What helps you to be a good Landlord
This piece will take a look at what makes a good landlord, and how you can implement these into your practice.
It is a business for you but a home for them
Many people will advise you to treat being a landlord like a business, and while that is definitely useful to some degree, it is vital that you understand that what is a property business for you is a home to someone else. It is a place where someone feels safe and creates a space just for them. Remembering that will make sure you understand your role as a landlord but also as a human.
For whatever reason, someone needs to rent or has chosen to rent your home, and that position of power should not be taken lightly.
Get help on hand
Having ‘go to’ people on hand when your tenants experience issues will make resolving the problems quick and efficient before excessive damage occurs. This can be particularly important if your tenant is experiencing a broken boiler in winter, is experiencing no water, or even a burst pipe that needs to be seen right away.
Knowing you can get the problem sorted as fast as possible will give both you and your tenants a piece of mind. Not only do you not want your tenants to be uncomfortable, but you also want to keep your house in good condition, and issues like this can really cause structural damage if left too long. Not to mention that tenants have rights against certain issues that create non-habitable states.
Putting a plan in place such as total property management can make sure that you get help as and when you need it, which can take a weight off your mind when emergencies strike, along with many other benefits.
Put safety first
The safety of your tenants should come above all else, so be sure to make sure your property has had all of the legal checks to ensure the home is fit for purpose. Gas and electrical equipment are subject to inspection, fire alarms and carbon monoxide alarms should be featured both upstairs and downstairs, and everything needs to be checked regularly to make sure they are in safe and working order.
Keep your distance
If you are new to being a landlord, you might feel the need to ‘hover’ or check up on your home and tenants regularly. Try to quash those feelings, understanding that the property you own is now their home, and they have the right to enjoy it undisturbed. Feel free to schedule an inspection in 6 months after they have settled, but the more they are left alone, the more comfortable they should feel and the better your relationship with them will be.
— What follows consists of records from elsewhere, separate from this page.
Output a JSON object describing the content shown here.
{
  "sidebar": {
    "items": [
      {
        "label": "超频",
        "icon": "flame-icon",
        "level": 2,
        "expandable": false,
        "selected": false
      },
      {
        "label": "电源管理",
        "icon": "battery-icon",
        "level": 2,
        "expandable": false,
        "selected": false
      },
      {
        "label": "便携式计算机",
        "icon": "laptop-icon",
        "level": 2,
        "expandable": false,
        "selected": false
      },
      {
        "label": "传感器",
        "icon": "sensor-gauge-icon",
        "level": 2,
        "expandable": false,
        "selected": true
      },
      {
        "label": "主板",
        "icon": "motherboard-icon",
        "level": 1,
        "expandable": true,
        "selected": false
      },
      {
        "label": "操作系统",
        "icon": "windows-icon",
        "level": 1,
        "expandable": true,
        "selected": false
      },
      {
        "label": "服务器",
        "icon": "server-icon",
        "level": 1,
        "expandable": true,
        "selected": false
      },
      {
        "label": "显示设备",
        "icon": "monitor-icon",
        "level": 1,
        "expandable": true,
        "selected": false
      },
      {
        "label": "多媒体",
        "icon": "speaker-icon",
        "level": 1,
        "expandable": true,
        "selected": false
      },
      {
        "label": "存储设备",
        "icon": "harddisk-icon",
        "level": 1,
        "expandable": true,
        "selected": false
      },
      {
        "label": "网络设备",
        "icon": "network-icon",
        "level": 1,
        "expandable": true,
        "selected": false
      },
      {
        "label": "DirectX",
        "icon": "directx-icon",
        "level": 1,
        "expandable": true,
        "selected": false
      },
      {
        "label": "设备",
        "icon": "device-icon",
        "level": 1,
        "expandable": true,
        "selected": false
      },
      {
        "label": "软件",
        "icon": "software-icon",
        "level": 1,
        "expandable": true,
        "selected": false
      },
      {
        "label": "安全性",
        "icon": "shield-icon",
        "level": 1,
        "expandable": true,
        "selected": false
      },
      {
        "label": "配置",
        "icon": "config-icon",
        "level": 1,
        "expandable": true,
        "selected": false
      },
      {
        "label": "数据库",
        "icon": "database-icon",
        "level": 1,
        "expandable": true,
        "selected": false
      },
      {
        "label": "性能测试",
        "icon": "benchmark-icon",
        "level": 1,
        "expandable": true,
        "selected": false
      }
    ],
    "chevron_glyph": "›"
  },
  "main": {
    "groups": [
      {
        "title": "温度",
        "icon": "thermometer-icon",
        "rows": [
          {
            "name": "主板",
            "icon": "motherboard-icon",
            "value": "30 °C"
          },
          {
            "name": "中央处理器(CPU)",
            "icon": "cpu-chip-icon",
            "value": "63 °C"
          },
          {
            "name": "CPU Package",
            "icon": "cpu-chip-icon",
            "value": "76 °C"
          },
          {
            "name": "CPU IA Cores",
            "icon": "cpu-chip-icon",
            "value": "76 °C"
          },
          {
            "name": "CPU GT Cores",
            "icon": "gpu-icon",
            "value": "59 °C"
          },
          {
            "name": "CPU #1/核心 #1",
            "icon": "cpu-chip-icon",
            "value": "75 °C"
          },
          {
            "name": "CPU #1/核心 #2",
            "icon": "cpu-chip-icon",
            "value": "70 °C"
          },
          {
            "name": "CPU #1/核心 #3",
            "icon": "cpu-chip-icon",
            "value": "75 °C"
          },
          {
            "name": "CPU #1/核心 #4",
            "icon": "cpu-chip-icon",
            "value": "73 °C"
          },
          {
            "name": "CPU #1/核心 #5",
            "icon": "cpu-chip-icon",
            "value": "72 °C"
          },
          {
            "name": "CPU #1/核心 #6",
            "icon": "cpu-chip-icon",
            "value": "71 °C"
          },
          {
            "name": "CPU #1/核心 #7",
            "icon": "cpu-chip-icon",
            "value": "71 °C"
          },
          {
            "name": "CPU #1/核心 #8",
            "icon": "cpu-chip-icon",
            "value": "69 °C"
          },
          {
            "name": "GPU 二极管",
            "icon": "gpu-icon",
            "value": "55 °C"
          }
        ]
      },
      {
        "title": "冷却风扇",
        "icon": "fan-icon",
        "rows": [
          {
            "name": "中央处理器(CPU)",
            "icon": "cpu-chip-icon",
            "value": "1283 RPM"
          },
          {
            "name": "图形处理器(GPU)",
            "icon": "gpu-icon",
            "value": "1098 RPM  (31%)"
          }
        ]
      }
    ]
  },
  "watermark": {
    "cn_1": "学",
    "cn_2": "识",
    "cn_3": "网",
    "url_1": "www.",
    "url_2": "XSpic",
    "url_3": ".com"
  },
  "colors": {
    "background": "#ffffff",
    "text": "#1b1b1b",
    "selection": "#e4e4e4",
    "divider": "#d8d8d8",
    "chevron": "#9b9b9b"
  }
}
Getting your home ready for your new tenants by thinking ahead of time can make all the difference to their settling inexperience. Whether they are moving down the road or they are coming from a different city, having some finishing touches or essentials can make a great impression and much easier for tenants on their first day. These small gestures could be toilet rolls, cleaning products, dishcloths or sponges, some tea and coffee, or even some snacks too if you want to go the extra mile.
Kind gestures such as these will not go unnoticed and will more than likely be reciprocated while they take care of the house.
These are just a few ways in which you can be a good landlord to someone, which is essential for every tenant. If you treat them well, the likelihood is that they will treat you and your property well too.